As a container vessel from Shanghai was berthed at an anchorage ground along the Yangtze River, China’s longest watercourse, in Yichang, central China’s Hubei province, Xi Yingjun, captain of the vessel, submitted a list of pollutants generated by the crew members in nearly 10 days, including 2.5 cubic meters of domestic sewage, on a mobile app.
Then the list was received by Zhang Shouzhi, captain of a ship responsible for receiving the pollutants, who later commanded his crew to pilot the ship to a designated area to pick up the garbage.
Ten minutes later, the two vessels were berthed shoulder to shoulder, and the domestic sewage was pumped to Zhang’s ship, after which both captains received an electronic bill indicating the time and transfer volume on their mobile phones.
The Yichang section of the Yangtze River stretches 232 kilometers and is passed by around 60,000 vessels each year. Therefore, it’s not rare to see a vast number of vessels anchored there waiting for inspection before passing ship locks.
In order to save time and reduce cost, most ships choose to have their pollutants transferred while they are waiting for inspection, according to Hu Jixue, head of a law enforcement detachment for waterway transport in Yichang.
“Vessels often spend a long time in the section due to the huge traffic, and the handover, transfer and disposal of pollutants are a big headache for us,” Hu told People’s Daily.
Apart from domestic sewage, vessels also produce residential waste and oily wastewater, the disposal of which is supervised by different regulators, for example, the housing and urban-rural development bureau, urban management law-enforcement bureau, and environmental authority, Hu said.
In addition, ships and ports are administered separately by the department of maritime affairs and transport department, which made it even more difficult to efficiently and properly remove and dispose pollutants from passing vessels, he said.
“Where do pollutants come from and where will they be taken? No one could explain it clearly because of the lack of communication in the past,” Hu added.
In 2019, Jingxiaoyi, which literally means “a clean Yichang” in Chinese, a collaborative governance information system for addressing pollutants from ships was launched by Yichang. Comprising a mini-program on WeChat, a backend database, and a big display screen, the system is both an instrument for receiving, transferring, and disposing pollutants from vessels and an open platform for collaborative supervision and control among different authorities.

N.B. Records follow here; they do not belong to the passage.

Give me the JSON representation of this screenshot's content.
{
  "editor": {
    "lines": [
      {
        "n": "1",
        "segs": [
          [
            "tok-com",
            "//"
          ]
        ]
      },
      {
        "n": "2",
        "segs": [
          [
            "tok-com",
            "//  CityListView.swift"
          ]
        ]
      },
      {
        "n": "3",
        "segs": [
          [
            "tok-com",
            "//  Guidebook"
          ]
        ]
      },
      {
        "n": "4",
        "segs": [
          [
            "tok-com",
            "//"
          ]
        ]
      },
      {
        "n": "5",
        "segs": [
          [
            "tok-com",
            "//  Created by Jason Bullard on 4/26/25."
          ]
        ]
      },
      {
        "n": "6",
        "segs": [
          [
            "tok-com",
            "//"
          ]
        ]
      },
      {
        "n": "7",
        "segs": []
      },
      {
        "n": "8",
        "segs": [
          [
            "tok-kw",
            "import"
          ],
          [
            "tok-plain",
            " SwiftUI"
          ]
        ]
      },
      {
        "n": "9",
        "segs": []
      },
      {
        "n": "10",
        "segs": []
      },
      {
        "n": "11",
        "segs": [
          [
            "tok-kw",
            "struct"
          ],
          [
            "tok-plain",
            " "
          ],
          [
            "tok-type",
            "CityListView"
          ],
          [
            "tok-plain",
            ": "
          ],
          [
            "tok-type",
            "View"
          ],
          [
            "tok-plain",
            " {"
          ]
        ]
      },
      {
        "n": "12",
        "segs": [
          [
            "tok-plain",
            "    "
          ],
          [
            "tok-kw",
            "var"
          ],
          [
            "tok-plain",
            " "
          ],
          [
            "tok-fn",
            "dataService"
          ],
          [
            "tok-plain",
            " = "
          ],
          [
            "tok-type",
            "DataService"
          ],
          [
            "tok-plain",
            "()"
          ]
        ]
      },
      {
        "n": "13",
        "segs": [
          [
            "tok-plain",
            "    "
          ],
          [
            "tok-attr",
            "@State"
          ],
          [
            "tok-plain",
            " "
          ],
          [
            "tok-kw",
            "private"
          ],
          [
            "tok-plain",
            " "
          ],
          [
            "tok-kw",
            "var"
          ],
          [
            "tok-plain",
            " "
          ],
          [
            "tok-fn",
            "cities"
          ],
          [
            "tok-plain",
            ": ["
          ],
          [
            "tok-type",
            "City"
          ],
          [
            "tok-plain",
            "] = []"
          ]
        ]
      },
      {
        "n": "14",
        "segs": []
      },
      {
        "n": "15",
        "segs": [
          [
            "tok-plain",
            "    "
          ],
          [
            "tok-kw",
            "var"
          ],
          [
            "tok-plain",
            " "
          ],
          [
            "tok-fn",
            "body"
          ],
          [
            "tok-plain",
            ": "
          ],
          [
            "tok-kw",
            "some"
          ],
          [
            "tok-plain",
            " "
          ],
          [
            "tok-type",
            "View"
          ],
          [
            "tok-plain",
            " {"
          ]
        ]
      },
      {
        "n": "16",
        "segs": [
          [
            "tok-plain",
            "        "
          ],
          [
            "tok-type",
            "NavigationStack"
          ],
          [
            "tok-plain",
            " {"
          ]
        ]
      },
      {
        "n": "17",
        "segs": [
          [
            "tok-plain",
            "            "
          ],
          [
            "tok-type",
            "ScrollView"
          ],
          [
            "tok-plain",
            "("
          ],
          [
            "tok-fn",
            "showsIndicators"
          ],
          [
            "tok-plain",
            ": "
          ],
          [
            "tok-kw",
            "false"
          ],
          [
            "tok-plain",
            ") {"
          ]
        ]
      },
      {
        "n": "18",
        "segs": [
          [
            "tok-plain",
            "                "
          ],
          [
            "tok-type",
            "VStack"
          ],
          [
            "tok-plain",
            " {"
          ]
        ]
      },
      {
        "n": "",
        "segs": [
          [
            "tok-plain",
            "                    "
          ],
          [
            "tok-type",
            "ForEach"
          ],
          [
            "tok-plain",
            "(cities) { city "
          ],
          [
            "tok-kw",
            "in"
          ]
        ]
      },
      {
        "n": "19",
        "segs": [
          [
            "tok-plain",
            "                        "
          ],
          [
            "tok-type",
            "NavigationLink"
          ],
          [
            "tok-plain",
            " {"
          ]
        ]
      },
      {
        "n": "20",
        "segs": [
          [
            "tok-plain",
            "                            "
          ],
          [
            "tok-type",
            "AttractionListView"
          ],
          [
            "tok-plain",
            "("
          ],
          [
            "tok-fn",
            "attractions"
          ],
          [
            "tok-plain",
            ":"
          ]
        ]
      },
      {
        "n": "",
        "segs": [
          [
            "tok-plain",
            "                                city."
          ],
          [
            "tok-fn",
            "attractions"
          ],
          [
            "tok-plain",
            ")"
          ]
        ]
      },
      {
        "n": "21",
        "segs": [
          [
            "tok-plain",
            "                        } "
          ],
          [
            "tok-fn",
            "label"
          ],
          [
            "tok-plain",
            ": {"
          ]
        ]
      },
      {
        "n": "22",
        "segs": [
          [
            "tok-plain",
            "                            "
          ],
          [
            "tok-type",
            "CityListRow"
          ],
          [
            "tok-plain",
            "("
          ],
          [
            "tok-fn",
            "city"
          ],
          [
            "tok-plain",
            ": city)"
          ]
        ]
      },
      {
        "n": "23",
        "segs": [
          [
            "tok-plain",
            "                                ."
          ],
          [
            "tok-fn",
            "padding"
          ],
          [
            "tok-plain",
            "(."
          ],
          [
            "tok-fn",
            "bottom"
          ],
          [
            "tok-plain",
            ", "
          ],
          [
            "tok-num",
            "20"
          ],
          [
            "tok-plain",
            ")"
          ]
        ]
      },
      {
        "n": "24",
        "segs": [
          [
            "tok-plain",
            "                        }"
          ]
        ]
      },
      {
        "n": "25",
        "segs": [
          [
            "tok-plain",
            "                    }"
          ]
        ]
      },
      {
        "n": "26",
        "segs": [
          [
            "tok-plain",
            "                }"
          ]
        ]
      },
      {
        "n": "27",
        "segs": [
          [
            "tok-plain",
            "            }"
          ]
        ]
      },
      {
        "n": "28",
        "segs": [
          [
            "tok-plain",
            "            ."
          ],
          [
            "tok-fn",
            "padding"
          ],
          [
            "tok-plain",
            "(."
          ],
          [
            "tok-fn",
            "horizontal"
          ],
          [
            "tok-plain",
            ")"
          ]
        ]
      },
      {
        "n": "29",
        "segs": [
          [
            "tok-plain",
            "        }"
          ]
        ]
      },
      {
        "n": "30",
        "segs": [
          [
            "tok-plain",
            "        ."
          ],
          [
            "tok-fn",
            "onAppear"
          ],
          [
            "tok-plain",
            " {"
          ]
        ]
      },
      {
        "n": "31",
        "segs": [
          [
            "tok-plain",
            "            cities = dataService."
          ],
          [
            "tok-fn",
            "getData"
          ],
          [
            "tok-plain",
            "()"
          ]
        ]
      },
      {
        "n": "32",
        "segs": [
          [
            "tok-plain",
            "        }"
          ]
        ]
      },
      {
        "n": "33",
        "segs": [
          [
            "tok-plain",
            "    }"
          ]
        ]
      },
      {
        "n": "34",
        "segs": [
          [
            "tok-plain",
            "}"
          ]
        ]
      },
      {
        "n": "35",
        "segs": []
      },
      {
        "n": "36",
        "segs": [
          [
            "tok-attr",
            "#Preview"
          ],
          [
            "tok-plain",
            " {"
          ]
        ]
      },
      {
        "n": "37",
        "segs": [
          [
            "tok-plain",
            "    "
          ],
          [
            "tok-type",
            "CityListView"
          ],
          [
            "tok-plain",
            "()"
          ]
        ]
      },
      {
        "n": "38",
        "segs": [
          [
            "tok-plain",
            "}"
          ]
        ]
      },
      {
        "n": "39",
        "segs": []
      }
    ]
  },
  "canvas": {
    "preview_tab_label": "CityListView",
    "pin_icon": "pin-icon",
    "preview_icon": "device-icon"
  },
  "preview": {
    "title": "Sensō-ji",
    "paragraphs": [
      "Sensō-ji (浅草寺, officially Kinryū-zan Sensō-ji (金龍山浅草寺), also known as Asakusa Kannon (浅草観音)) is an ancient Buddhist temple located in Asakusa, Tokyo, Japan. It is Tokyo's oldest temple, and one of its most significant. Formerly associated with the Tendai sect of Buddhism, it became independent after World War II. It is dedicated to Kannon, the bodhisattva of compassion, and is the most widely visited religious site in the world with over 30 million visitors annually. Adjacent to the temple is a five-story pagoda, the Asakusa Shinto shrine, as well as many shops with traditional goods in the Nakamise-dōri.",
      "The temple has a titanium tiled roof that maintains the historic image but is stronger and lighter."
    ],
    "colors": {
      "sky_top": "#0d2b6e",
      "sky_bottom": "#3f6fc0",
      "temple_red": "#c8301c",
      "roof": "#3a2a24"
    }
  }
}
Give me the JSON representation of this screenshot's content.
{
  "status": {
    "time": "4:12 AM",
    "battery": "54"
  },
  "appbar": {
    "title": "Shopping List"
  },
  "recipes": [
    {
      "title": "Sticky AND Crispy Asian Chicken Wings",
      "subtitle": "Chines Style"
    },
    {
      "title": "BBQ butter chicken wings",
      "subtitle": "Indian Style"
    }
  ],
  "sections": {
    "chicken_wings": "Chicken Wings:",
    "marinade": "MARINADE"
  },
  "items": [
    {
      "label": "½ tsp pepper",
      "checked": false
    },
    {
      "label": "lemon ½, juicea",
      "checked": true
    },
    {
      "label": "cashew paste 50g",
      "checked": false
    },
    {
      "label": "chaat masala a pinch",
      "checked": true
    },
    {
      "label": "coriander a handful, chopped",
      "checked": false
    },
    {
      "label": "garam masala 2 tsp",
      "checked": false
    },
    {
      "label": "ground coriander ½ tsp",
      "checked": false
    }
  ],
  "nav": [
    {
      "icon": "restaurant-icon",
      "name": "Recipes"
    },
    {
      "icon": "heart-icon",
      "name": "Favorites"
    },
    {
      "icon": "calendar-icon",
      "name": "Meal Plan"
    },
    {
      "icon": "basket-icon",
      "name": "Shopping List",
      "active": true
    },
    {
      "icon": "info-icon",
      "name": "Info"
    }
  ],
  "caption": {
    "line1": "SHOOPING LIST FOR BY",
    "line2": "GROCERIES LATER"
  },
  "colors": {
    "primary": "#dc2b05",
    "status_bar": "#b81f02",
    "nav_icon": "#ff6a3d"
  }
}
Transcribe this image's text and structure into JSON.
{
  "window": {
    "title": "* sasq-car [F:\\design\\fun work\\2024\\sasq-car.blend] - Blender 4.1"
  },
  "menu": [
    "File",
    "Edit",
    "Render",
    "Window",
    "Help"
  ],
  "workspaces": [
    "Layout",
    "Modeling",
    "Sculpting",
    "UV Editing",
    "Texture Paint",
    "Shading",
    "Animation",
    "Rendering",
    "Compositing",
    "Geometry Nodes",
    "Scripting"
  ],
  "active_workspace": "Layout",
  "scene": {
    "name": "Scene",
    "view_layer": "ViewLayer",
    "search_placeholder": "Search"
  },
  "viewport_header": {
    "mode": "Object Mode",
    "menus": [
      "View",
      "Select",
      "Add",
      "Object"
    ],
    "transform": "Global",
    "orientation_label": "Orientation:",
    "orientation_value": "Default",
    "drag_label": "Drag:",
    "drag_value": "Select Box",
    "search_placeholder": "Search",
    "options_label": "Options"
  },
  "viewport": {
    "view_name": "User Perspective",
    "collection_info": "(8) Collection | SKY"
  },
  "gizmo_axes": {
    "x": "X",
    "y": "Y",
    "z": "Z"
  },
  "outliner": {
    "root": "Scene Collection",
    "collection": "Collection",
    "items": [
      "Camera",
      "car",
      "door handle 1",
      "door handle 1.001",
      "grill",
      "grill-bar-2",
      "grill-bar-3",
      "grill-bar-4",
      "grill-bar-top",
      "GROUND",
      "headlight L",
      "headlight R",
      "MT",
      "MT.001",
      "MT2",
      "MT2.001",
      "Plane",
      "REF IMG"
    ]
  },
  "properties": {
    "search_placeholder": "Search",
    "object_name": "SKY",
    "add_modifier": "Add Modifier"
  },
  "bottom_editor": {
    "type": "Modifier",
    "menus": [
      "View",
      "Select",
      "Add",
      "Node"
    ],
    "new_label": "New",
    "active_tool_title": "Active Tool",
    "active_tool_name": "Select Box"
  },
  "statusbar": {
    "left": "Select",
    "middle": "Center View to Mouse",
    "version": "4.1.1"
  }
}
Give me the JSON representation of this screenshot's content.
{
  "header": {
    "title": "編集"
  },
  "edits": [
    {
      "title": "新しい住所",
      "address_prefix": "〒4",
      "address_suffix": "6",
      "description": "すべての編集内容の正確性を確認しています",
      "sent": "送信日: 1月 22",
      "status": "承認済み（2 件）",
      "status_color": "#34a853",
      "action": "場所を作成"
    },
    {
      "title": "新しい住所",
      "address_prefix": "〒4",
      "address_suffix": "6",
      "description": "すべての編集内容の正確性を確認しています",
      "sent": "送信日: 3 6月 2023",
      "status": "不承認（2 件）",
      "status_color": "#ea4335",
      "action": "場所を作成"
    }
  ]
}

After Zhang once again opened the mini-program at noon and submitted an application to transfer the domestic sewage he received from Xi’s container vessel, the sewage pump on his ship was connected to a sanitary sewer on the riverbank under the operation of Yang Hongxin, a dispatcher at a wharf where received pollutants are transferred. Then the sewage entered the municipal sewage pipe network for bio-safety disposal.
Meanwhile, the whole process of the transfer was displayed in real time on the big screen of an intelligent management center of Yichang’s bureau of transport, so that the whereabouts of the pollutants are totally trackable for supervisory and regulatory authorities.
“Domestic wastewater is transferred by the wharf before being directly discharged into the municipal sewage network. Domestic solid waste is taken care of by the environmental authority, which transfers it to solid waste treatment center by sanitation vehicles. And oily wastewater is taken to oil refineries by oil tank trucks after pretreatment at the wharf,” introduced Li Xian, an executive with the intelligent management center.
The mini-program has broken the information barriers between supervisory and regulatory authorities, thus enabling closed-loop management of the whole process, he added.
According to Li, as of April 27, 2021, a total of 111,885 batches of pollutants had been transferred on the Yichang section of the Yangtze River under the assistance of Jingxiaoyi since November 2019, when the system was launched, including 2,002.7 tonnes of domestic solid waste, 81,747.5 cubic meters of domestic wastewater, and 5,408.3 cubic meters of oily wastewater.
It is learned that the handover, transfer, and disposal of domestic solid waste and domestic wastewater are free services.